Entertainment behind the scenes
U.S. arena tour awaits Web music phenoms
The road to rock stardom is increasingly going through the Internet. Fledgling bands can get a modest share of revenue from online streaming of their music on the site Last.Fm, and becoming a sensation on video sharing site YouTube.com can quickly make a singer a star.
The next step in turning the Web into a launching pad for emerging bands is to give bands the chance to tour. The Amsterdam-based company SellaBand.com is holding a contest for musical acts to not only join a U.S. tour in summer 2009, but to play in giant arenas in major cities. The contest basically comes down to which bands can attract the most support from fans online.

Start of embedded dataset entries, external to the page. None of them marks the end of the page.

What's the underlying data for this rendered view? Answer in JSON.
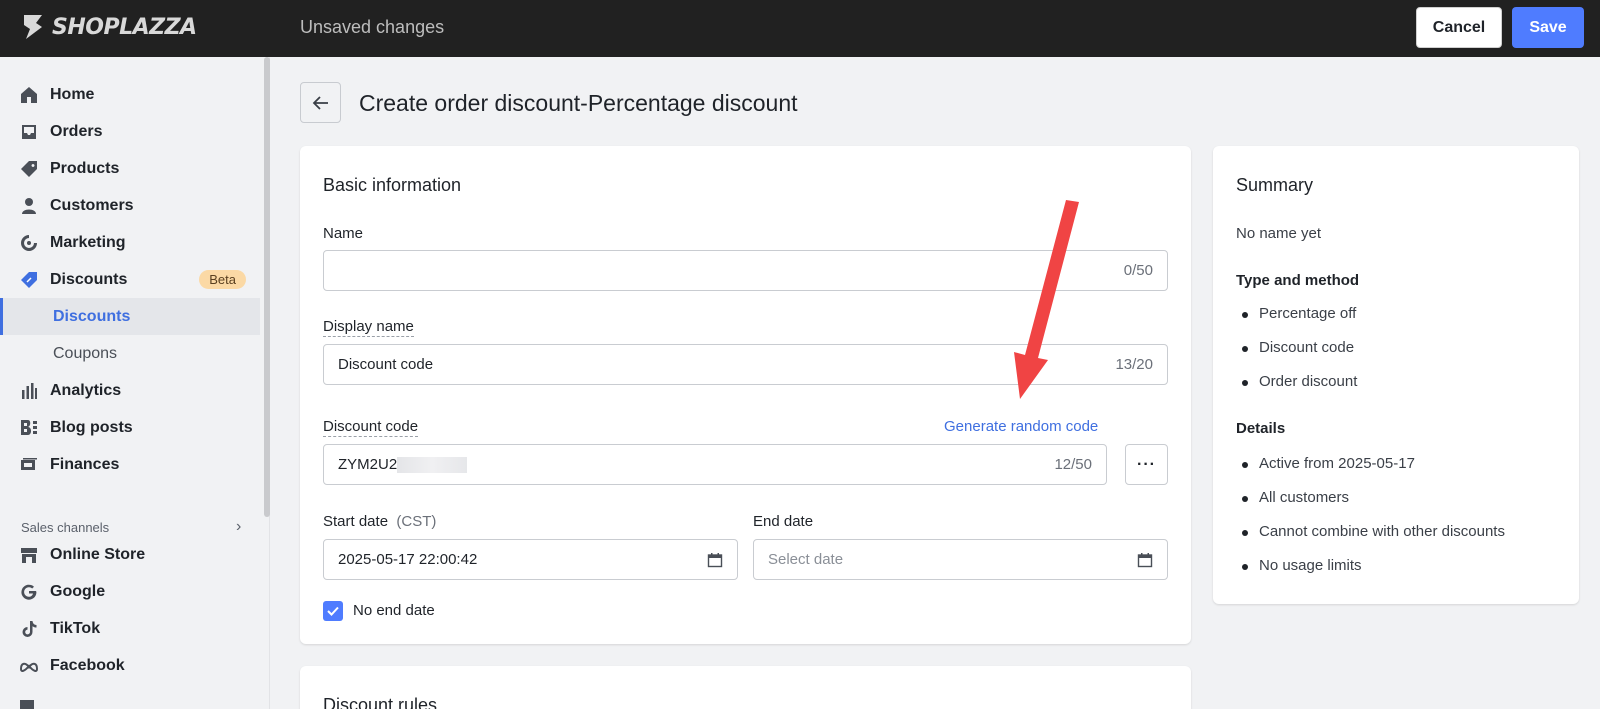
{
  "topbar": {
    "brand": "SHOPLAZZA",
    "status": "Unsaved changes",
    "cancel_label": "Cancel",
    "save_label": "Save"
  },
  "sidebar": {
    "items": [
      {
        "label": "Home",
        "icon": "home-icon"
      },
      {
        "label": "Orders",
        "icon": "inbox-icon"
      },
      {
        "label": "Products",
        "icon": "tag-icon"
      },
      {
        "label": "Customers",
        "icon": "person-icon"
      },
      {
        "label": "Marketing",
        "icon": "target-icon"
      },
      {
        "label": "Discounts",
        "icon": "discount-tag-icon",
        "badge": "Beta"
      }
    ],
    "subitems": [
      {
        "label": "Discounts",
        "active": true
      },
      {
        "label": "Coupons",
        "active": false
      }
    ],
    "items2": [
      {
        "label": "Analytics",
        "icon": "bar-chart-icon"
      },
      {
        "label": "Blog posts",
        "icon": "blog-icon"
      },
      {
        "label": "Finances",
        "icon": "finance-icon"
      }
    ],
    "section_label": "Sales channels",
    "channels": [
      {
        "label": "Online Store",
        "icon": "store-icon"
      },
      {
        "label": "Google",
        "icon": "google-icon"
      },
      {
        "label": "TikTok",
        "icon": "tiktok-icon"
      },
      {
        "label": "Facebook",
        "icon": "meta-icon"
      }
    ]
  },
  "page": {
    "title": "Create order discount-Percentage discount"
  },
  "basic_info": {
    "title": "Basic information",
    "name_label": "Name",
    "name_value": "",
    "name_count": "0/50",
    "display_name_label": "Display name",
    "display_name_value": "Discount code",
    "display_name_count": "13/20",
    "discount_code_label": "Discount code",
    "generate_link": "Generate random code",
    "discount_code_value": "ZYM2U2",
    "discount_code_count": "12/50",
    "more_label": "···",
    "start_date_label": "Start date",
    "start_date_tz": "(CST)",
    "start_date_value": "2025-05-17 22:00:42",
    "end_date_label": "End date",
    "end_date_placeholder": "Select date",
    "no_end_date_label": "No end date",
    "no_end_date_checked": true
  },
  "discount_rules": {
    "title": "Discount rules"
  },
  "summary": {
    "title": "Summary",
    "name": "No name yet",
    "type_heading": "Type and method",
    "type_items": [
      "Percentage off",
      "Discount code",
      "Order discount"
    ],
    "details_heading": "Details",
    "details_items": [
      "Active from 2025-05-17",
      "All customers",
      "Cannot combine with other discounts",
      "No usage limits"
    ]
  },
  "colors": {
    "accent": "#4f7cff",
    "link": "#3f6fe0",
    "topbar": "#212121",
    "annotation_arrow": "#f04444",
    "beta_badge": "#fbd9a5"
  }
}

The biggest rock bands have always had relatively unknown bands open for them, but often those emerging bands had a following in the local area where the headlining act performed that night. What the Internet has done is allow bands to skip past becoming a local sensation, and instead appeal to a wider audience on the Web.

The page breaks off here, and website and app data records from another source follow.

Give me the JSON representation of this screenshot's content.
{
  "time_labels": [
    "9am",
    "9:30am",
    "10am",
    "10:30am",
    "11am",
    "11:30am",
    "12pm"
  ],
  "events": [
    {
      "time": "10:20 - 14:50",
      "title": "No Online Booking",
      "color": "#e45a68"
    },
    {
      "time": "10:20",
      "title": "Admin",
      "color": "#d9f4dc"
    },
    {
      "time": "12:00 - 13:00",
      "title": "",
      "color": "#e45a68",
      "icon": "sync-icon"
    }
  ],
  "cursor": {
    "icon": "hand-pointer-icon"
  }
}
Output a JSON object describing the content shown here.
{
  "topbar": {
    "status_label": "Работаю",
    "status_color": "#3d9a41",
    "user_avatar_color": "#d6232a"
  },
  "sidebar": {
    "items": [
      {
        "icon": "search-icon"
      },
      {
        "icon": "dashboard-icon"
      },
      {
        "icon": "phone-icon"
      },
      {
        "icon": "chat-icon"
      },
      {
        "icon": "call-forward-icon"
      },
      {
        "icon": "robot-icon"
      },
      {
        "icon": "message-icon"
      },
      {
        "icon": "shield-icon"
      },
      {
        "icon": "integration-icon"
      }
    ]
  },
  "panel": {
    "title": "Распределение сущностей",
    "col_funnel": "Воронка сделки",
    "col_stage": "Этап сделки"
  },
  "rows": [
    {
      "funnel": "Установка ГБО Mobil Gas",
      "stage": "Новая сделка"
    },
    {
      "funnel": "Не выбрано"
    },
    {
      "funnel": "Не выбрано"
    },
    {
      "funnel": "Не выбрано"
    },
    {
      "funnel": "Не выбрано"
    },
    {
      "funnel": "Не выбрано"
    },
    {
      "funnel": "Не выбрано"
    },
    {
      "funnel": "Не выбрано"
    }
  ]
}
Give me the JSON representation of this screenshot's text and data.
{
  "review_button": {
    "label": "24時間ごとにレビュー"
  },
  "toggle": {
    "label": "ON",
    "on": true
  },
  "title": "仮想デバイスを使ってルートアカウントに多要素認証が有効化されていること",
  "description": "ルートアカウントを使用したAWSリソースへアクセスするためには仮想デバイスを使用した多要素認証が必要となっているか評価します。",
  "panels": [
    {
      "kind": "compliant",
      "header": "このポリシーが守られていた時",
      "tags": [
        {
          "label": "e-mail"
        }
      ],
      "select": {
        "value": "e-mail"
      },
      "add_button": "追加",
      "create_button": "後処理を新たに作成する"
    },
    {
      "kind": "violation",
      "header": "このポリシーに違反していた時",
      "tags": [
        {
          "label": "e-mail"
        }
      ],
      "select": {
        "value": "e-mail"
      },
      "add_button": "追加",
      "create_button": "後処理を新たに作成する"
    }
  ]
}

The nearly 20 bands chosen through the SellaBand contest will open for major headlining acts in venues that include American Airlines Center in Dallas, The Palace in Detroit and the Toyota Center in Cleveland.
“It’s the dream of lifetime for these guys,” said John Ossenmacher, president of ArenaWorks Entertainment Inc., which is working with SellaBand on the project.

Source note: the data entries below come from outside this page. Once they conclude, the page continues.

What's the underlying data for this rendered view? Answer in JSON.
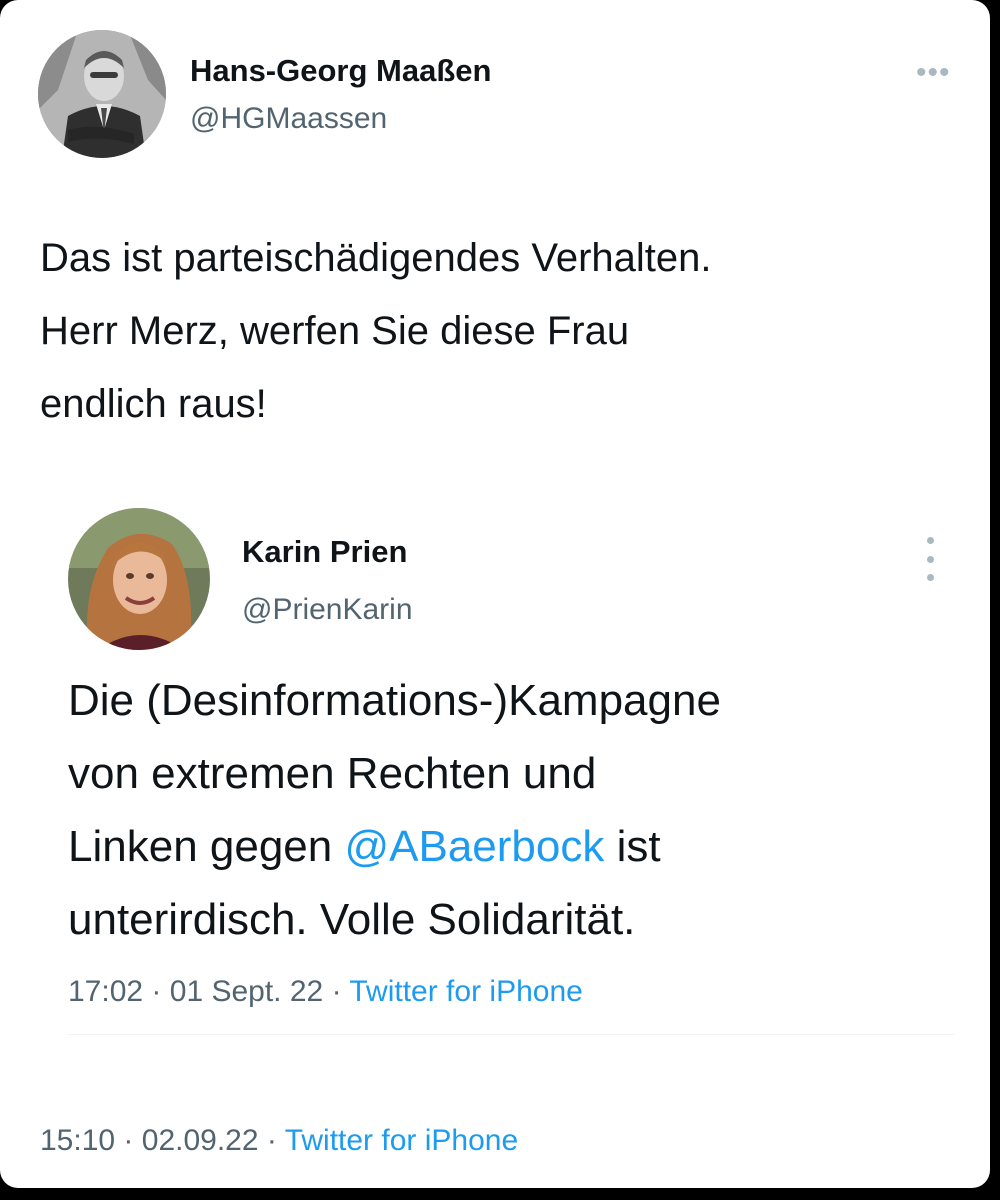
{
  "tweet": {
    "author_name": "Hans-Georg Maaßen",
    "author_handle": "@HGMaassen",
    "text_lines": [
      "Das ist parteischädigendes Verhalten.",
      "Herr Merz, werfen Sie diese Frau",
      "endlich raus!"
    ],
    "time": "15:10",
    "date": "02.09.22",
    "separator": "·",
    "source": "Twitter for iPhone",
    "avatar_icon": "profile-photo-hgmaassen"
  },
  "quoted_tweet": {
    "author_name": "Karin Prien",
    "author_handle": "@PrienKarin",
    "text_line_1": "Die (Desinformations-)Kampagne",
    "text_line_2": "von extremen Rechten und",
    "text_line_3_before": "Linken gegen ",
    "mention": "@ABaerbock",
    "text_line_3_after": " ist",
    "text_line_4": "unterirdisch. Volle Solidarität.",
    "time": "17:02",
    "date": "01 Sept. 22",
    "separator": "·",
    "source": "Twitter for iPhone",
    "avatar_icon": "profile-photo-prienkarin"
  },
  "colors": {
    "text": "#0f1419",
    "secondary": "#536471",
    "link": "#1d9bf0",
    "background": "#ffffff"
  },
  "icons": {
    "more_horizontal": "more-options-horizontal-icon",
    "more_vertical": "more-options-vertical-icon"
  }
}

“It is a chance for them to really get out there and show people what they can do,” he said.
The first round of the competition began on Dec. 1, and it ends on Feb. 28. More information is available at http://arenafest.sellaband.com.
Will tomorrow’s rock stars all emerge from the Internet, or will the major record labels still play a big role in serving as tastemakers? SellaBand began in 2006 as a way for bands to collect money from supporters and use the cash to go record an album. So far, 29 bands have done that through SellaBand, but the top band has only sold 5,000 albums.
“It would be great if ultimately the next Coldplay would emerge from SellaBand, but that’s not the basic goal,” said Johan Vosmeijer, CEO of SellaBand. “The basic goal is to get an artist to the next stage in their career.”
And for some groups, the next stage could be to stand in an arena and yell out “Hello, Detroit!”